Pat Garrett has only been deceased for 26 years.

Feels like over a hundred, but that's just me.

I find the saga becomes more compelling towards his last years.

It involves Presidential politics, Roswell, conspiracy theories, and goats!

Goats...always trouble!

(That last led to a de Havilland joke in the comments!.)

Volokh
had a post and then I found myself a readin'...

On Trout, and Lucy's Touching Story...

on threats carried through upon and across species, upon numbers and ages inscrutably gone by:

So Maggie's Farm, aside from being such a rich resource, and a Yankee one, has links to several fascinating articles.

One on a book investigating the rainbow trout's decidedly complicated history and man's involvement.

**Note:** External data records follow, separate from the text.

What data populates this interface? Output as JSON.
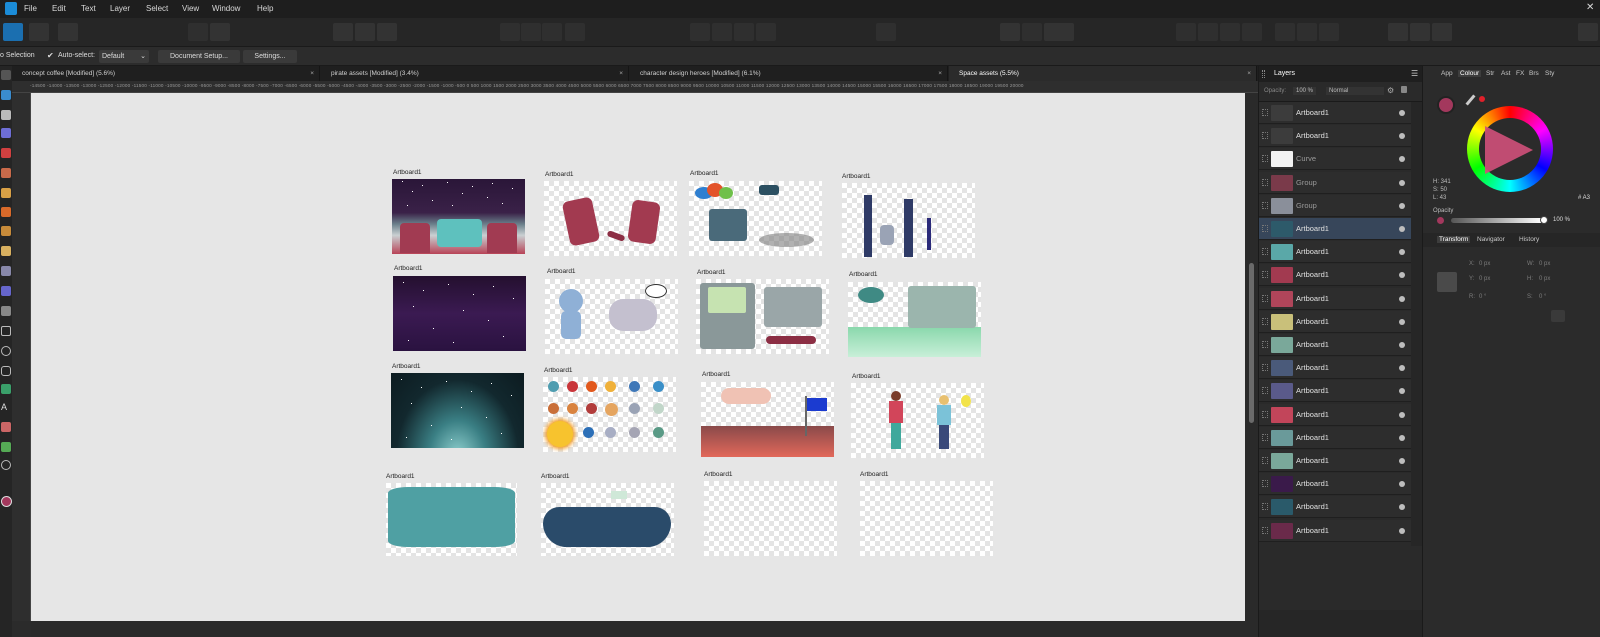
{
  "menu": {
    "items": [
      "File",
      "Edit",
      "Text",
      "Layer",
      "Select",
      "View",
      "Window",
      "Help"
    ]
  },
  "context_bar": {
    "selection_label": "o Selection",
    "auto_select_label": "Auto-select:",
    "auto_select_value": "Default",
    "document_setup": "Document Setup...",
    "settings": "Settings..."
  },
  "tabs": [
    {
      "label": "concept coffee [Modified] (5.6%)",
      "close": "×"
    },
    {
      "label": "pirate assets [Modified] (3.4%)",
      "close": "×"
    },
    {
      "label": "character design heroes [Modified] (6.1%)",
      "close": "×"
    },
    {
      "label": "Space assets (5.5%)",
      "close": "×"
    }
  ],
  "ruler": {
    "text": "-14500 -14000 -13500 -13000 -12500 -12000 -11500 -11000 -10500 -10000 -9500 -9000 -8500 -8000 -7500 -7000 -6500 -6000 -5500 -5000 -4500 -4000 -3500 -3000 -2500 -2000 -1500 -1000 -500 0 500 1000 1500 2000 2500 3000 3500 4000 4500 5000 5500 6000 6500 7000 7500 8000 8500 9000 9500 10000 10500 11000 11500 12000 12500 13000 13500 14000 14500 15000 15500 16000 16500 17000 17500 18000 18500 19000 19500 20000"
  },
  "artboards": [
    {
      "label": "Artboard1"
    },
    {
      "label": "Artboard1"
    },
    {
      "label": "Artboard1"
    },
    {
      "label": "Artboard1"
    },
    {
      "label": "Artboard1"
    },
    {
      "label": "Artboard1"
    },
    {
      "label": "Artboard1"
    },
    {
      "label": "Artboard1"
    },
    {
      "label": "Artboard1"
    },
    {
      "label": "Artboard1"
    },
    {
      "label": "Artboard1"
    },
    {
      "label": "Artboard1"
    },
    {
      "label": "Artboard1"
    },
    {
      "label": "Artboard1"
    },
    {
      "label": "Artboard1"
    },
    {
      "label": "Artboard1"
    }
  ],
  "layers_panel": {
    "title": "Layers",
    "opacity_label": "Opacity:",
    "opacity_value": "100 %",
    "blend_mode": "Normal",
    "layers": [
      {
        "name": "Artboard1",
        "selected": false,
        "dim": false
      },
      {
        "name": "Artboard1",
        "selected": false,
        "dim": false
      },
      {
        "name": "Curve",
        "selected": false,
        "dim": true
      },
      {
        "name": "Group",
        "selected": false,
        "dim": true
      },
      {
        "name": "Group",
        "selected": false,
        "dim": true
      },
      {
        "name": "Artboard1",
        "selected": true,
        "dim": false
      },
      {
        "name": "Artboard1",
        "selected": false,
        "dim": false
      },
      {
        "name": "Artboard1",
        "selected": false,
        "dim": false
      },
      {
        "name": "Artboard1",
        "selected": false,
        "dim": false
      },
      {
        "name": "Artboard1",
        "selected": false,
        "dim": false
      },
      {
        "name": "Artboard1",
        "selected": false,
        "dim": false
      },
      {
        "name": "Artboard1",
        "selected": false,
        "dim": false
      },
      {
        "name": "Artboard1",
        "selected": false,
        "dim": false
      },
      {
        "name": "Artboard1",
        "selected": false,
        "dim": false
      },
      {
        "name": "Artboard1",
        "selected": false,
        "dim": false
      },
      {
        "name": "Artboard1",
        "selected": false,
        "dim": false
      },
      {
        "name": "Artboard1",
        "selected": false,
        "dim": false
      },
      {
        "name": "Artboard1",
        "selected": false,
        "dim": false
      },
      {
        "name": "Artboard1",
        "selected": false,
        "dim": false
      }
    ]
  },
  "right_panel": {
    "tabs": [
      "App",
      "Colour",
      "Str",
      "Ast",
      "FX",
      "Brs",
      "Sty"
    ],
    "active_tab": "Colour",
    "hsl": {
      "h": "H: 341",
      "s": "S: 50",
      "l": "L: 43"
    },
    "hex": "# A3",
    "opacity_label": "Opacity",
    "opacity_value": "100 %",
    "lower_tabs": [
      "Transform",
      "Navigator",
      "History"
    ],
    "transform": {
      "x_label": "X:",
      "x_value": "0 px",
      "y_label": "Y:",
      "y_value": "0 px",
      "w_label": "W:",
      "w_value": "0 px",
      "h_label": "H:",
      "h_value": "0 px",
      "r_label": "R:",
      "r_value": "0 °",
      "s_label": "S:",
      "s_value": "0 °"
    }
  },
  "colors": {
    "accent": "#a3385d",
    "selected_layer": "#37465a",
    "canvas": "#e6e6e6"
  }
}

One links to a piece on Gobekli Tepe, an 11,500 year old worshiping site, and it is large in scope and implication, very large. That date is a staggering figure. Just for reference there were still Woolly Mammoths alive at that time. No surprise to me because I always just wait for the timeline to be adjusted, but this changes all the books.

Which brings up numbers....

Paddy sent me to two RadioLab episodes and they were excellent.

One on numbers.

One which is a little more difficult to describe...what is it to be sentient, communicate, be human...It is the story of Lucy, a primate raised essentially human, and also a primate facility in Iowa which has had some stunning interactions with their charges. A MUST LISTEN.

An hour of good material each, for those radio programs...
Lucy is currently on the front center...numbers can be found under the player to the right.

I have read of the Iowa institution before, I wonder if I blogged about it...will look for more either way.

Benford has gained a lot of steam and I have seen this fascinating notion...very cool...

will have to wait to get more...runnin' late.

Update: Paul Erdos--

  • children were referred to as "epsilons" (because in mathematics, particularly calculus, an arbitrarily small positive quantity is commonly denoted by that Greek letter (ε));
  • women were "bosses";
  • men were "slaves";
  • people who stopped doing math had "died";
  • people who physically died had "left";
  • alcoholic drinks were "poison";
  • music was "noise";
  • people who had married were "captured";
  • people who had divorced were "liberated";
  • to give a mathematical lecture was "to preach" and
  • to give an oral exam to a student was "to torture" him/her.
Paul Erdos numbers.

It is enough to give Connecticut's own Kevin Bacon a douche chill.